## [SOURCE INFORMATION]

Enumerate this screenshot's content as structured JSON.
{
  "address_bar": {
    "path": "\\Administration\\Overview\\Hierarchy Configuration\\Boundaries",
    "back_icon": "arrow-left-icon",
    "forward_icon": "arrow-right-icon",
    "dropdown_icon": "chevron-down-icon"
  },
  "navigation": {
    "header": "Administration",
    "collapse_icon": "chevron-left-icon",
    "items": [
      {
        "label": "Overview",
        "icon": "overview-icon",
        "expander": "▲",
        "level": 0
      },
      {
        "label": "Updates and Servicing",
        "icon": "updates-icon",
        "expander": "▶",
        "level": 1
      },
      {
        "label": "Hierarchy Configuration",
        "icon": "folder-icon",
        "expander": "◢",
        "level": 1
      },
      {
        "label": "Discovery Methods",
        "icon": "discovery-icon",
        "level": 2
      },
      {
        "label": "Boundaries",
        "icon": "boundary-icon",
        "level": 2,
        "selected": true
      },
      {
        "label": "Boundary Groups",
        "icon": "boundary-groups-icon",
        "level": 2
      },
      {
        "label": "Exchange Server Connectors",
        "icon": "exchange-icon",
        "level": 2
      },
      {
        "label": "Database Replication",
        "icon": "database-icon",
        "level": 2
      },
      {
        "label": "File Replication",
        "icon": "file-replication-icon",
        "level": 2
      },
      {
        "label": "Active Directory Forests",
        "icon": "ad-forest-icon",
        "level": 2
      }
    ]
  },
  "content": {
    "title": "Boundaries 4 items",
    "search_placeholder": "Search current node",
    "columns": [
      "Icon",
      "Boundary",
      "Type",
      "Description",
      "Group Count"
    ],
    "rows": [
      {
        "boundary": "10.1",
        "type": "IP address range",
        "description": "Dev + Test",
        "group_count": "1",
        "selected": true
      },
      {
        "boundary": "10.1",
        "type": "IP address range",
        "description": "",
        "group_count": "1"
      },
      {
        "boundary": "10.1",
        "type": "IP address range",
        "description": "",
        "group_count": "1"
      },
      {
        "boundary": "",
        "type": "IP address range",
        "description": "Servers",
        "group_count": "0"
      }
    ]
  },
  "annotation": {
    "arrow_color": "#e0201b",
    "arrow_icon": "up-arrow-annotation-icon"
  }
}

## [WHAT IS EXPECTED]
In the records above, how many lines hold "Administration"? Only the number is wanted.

## [YOUR RESPONSE]
2